[Element data from apps and pages]

* * * * *

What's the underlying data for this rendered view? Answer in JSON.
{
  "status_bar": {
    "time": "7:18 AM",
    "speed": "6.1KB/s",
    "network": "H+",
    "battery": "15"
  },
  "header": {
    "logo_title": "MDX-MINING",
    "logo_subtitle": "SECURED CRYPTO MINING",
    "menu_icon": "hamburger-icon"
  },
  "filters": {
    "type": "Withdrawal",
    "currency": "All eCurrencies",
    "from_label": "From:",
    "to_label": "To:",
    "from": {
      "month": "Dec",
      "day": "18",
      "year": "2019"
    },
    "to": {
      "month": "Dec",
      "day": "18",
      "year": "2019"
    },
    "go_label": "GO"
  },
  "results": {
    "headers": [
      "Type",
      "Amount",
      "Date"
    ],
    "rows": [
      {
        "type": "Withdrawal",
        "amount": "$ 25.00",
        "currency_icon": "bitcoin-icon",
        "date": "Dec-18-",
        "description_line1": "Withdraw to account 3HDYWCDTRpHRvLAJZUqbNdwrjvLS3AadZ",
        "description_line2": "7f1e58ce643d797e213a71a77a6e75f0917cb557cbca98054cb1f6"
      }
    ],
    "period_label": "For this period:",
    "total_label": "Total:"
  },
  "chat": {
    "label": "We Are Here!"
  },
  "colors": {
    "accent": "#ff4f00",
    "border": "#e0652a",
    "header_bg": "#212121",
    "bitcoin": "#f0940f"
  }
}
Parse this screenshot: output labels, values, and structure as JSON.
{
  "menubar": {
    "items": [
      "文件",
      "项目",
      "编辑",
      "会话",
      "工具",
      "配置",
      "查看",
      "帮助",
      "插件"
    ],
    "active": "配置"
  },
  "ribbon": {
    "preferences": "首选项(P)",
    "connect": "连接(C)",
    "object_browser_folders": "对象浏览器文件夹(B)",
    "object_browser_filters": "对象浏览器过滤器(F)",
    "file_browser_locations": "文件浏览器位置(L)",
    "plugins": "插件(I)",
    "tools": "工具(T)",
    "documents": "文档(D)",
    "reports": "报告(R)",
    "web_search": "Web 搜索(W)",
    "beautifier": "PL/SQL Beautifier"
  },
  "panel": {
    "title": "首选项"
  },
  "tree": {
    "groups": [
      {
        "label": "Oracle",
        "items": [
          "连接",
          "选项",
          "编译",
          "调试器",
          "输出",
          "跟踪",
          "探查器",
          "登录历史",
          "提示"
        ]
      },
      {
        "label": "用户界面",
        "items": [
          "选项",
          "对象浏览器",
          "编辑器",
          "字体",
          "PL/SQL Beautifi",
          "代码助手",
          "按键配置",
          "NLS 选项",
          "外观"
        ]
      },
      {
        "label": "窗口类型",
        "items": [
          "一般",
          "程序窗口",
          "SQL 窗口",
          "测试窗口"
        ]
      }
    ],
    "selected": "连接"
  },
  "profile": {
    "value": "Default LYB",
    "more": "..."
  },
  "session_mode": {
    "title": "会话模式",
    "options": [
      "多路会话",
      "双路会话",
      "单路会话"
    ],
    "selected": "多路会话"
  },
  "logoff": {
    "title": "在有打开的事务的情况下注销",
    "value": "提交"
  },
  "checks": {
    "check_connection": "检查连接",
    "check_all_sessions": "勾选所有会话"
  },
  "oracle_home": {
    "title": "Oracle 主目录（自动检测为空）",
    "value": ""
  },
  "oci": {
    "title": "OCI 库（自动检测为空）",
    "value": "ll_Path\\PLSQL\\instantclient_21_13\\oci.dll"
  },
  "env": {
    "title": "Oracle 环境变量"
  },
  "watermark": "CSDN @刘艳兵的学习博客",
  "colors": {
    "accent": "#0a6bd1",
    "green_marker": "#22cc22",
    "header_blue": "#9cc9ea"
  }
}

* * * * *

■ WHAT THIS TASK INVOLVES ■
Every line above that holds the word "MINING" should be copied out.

■ WRITTEN ANSWER ■
    "logo_title": "MDX-MINING",
    "logo_subtitle": "SECURED CRYPTO MINING",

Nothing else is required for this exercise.